I really want to help make Personal Finance simple for people to apply to their own lives. But the problem is that once you try to whittle the advice down into a pithy, step-by-step list, you’ve lost all of the nuance of a solution. The flowchart I’ve attached to this blogpost is from Reddit’s r/personalfinance wiki, and does the best job I’ve seen in trying to put this complicated process into something visual that’s easier to understand. The flowchart recommends that you continue to put money into retirement while you pay of “consumer debt”, which is in conflict with Dave Ramsey’s advice to temporarily put that on hold. Otherwise, there are quite a few similarities between the two methods.
I primarily used the Dave Ramsey method to get our household out of about $90,000 in debt, over the course of about 3.5 years. It also helped tremendously to build in a few YNAB (you need a budget) methods along the way, allowing us to pay for next month’s expenses using this month’s income. We also started putting all of our expenses on a single credit card, paying off in full every month, but continuing to budget and account for all of our expenses. This allowed us an additional emergency float, in case we needed it, as well as additional credit card rewards, etc.
Again–this is in conflict with the Ramsey method. We did utilize the ramsey method immediately, but once we got our budget under control, we added them back in when we could do so safely. Ramsey contends that “the only thing you can do with credit is go back into debt”, but that’s not really the whole truth. There are a variety of things in this world that rely on good credit, including getting a good rate on your insurance. So I believe there is a way to enjoy credit responsibly once you know you can trust yourself.

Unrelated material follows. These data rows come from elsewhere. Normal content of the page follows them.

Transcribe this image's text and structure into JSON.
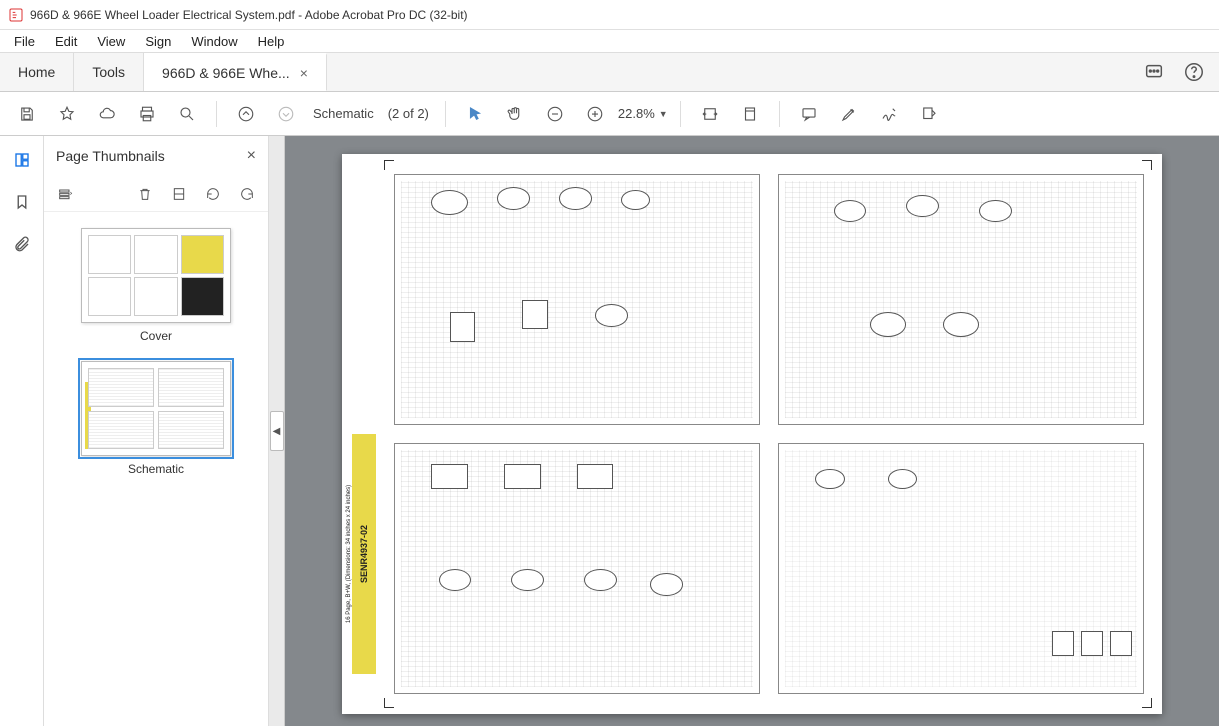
{
  "window": {
    "title": "966D & 966E Wheel Loader Electrical System.pdf - Adobe Acrobat Pro DC (32-bit)"
  },
  "menu": {
    "file": "File",
    "edit": "Edit",
    "view": "View",
    "sign": "Sign",
    "window": "Window",
    "help": "Help"
  },
  "tabs": {
    "home": "Home",
    "tools": "Tools",
    "doc": "966D & 966E Whe..."
  },
  "toolbar": {
    "page_label": "Schematic",
    "page_count": "(2 of 2)",
    "zoom": "22.8%"
  },
  "panel": {
    "title": "Page Thumbnails"
  },
  "thumbs": {
    "cover": "Cover",
    "schematic": "Schematic"
  },
  "document": {
    "spine_code": "SENR4937-02",
    "spine_note": "16 Page, B+W, (Dimensions: 34 inches x 24 inches)"
  }
}
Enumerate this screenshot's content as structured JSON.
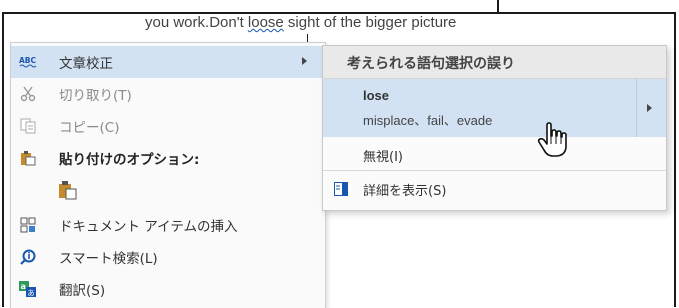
{
  "document": {
    "text_before": "you work.Don't ",
    "misspelled_word": "loose",
    "text_after": " sight of the bigger picture"
  },
  "context_menu": {
    "items": [
      {
        "label": "文章校正",
        "icon": "abc-proofing-icon",
        "has_submenu": true,
        "highlighted": true
      },
      {
        "label": "切り取り(T)",
        "icon": "scissors-icon",
        "disabled": true
      },
      {
        "label": "コピー(C)",
        "icon": "copy-icon",
        "disabled": true
      },
      {
        "label": "貼り付けのオプション:",
        "icon": "paste-icon",
        "bold": true
      },
      {
        "label": "",
        "icon": "paste-keep-source-icon"
      },
      {
        "label": "ドキュメント アイテムの挿入",
        "icon": "document-item-icon"
      },
      {
        "label": "スマート検索(L)",
        "icon": "smart-lookup-icon"
      },
      {
        "label": "翻訳(S)",
        "icon": "translate-icon"
      }
    ]
  },
  "submenu": {
    "header": "考えられる語句選択の誤り",
    "suggestion": {
      "word": "lose",
      "alternatives": "misplace、fail、evade"
    },
    "ignore_label": "無視(I)",
    "details_label": "詳細を表示(S)"
  },
  "colors": {
    "highlight": "#d2e2f3",
    "proofing_underline": "#1a56b0"
  }
}
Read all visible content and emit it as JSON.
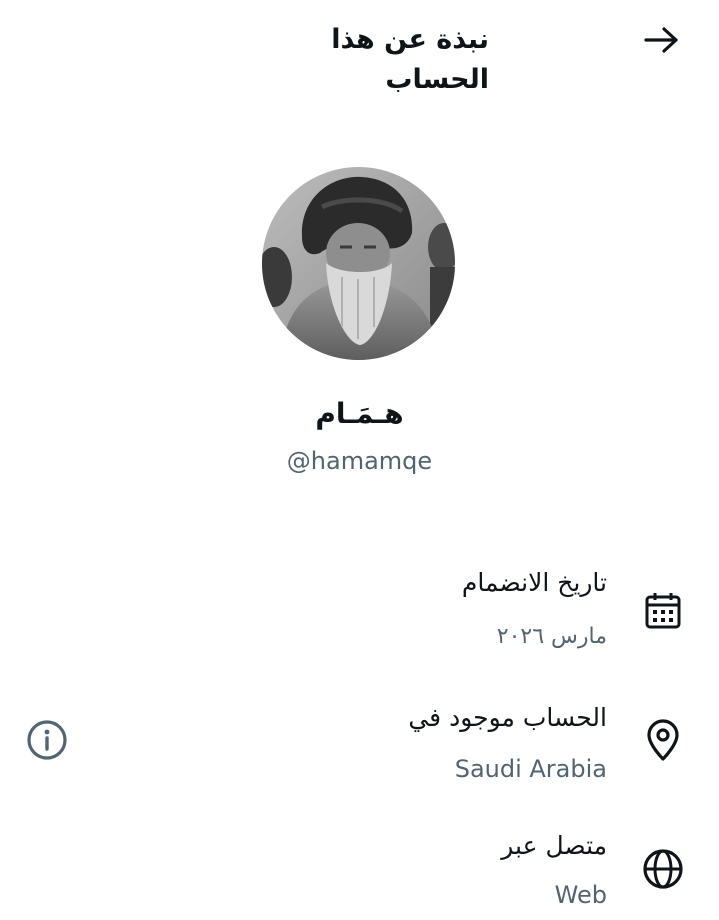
{
  "header": {
    "title": "نبذة عن هذا الحساب",
    "back_icon": "arrow-right-icon"
  },
  "profile": {
    "avatar_icon": "profile-photo",
    "display_name": "هـمَـام",
    "handle": "@hamamqe"
  },
  "details": {
    "joined": {
      "icon": "calendar-icon",
      "title": "تاريخ الانضمام",
      "value": "مارس ٢٠٢٦"
    },
    "location": {
      "icon": "location-pin-icon",
      "title": "الحساب موجود في",
      "value": "Saudi Arabia",
      "info_icon": "info-icon"
    },
    "connected": {
      "icon": "globe-icon",
      "title": "متصل عبر",
      "value": "Web"
    }
  },
  "colors": {
    "text_primary": "#0f1419",
    "text_secondary": "#536471",
    "background": "#ffffff"
  }
}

The path to solid finances is a long and hard road, and there are pieces of different programs that will work for some and not for others–and I am more than happy to help families figure out what will work for them.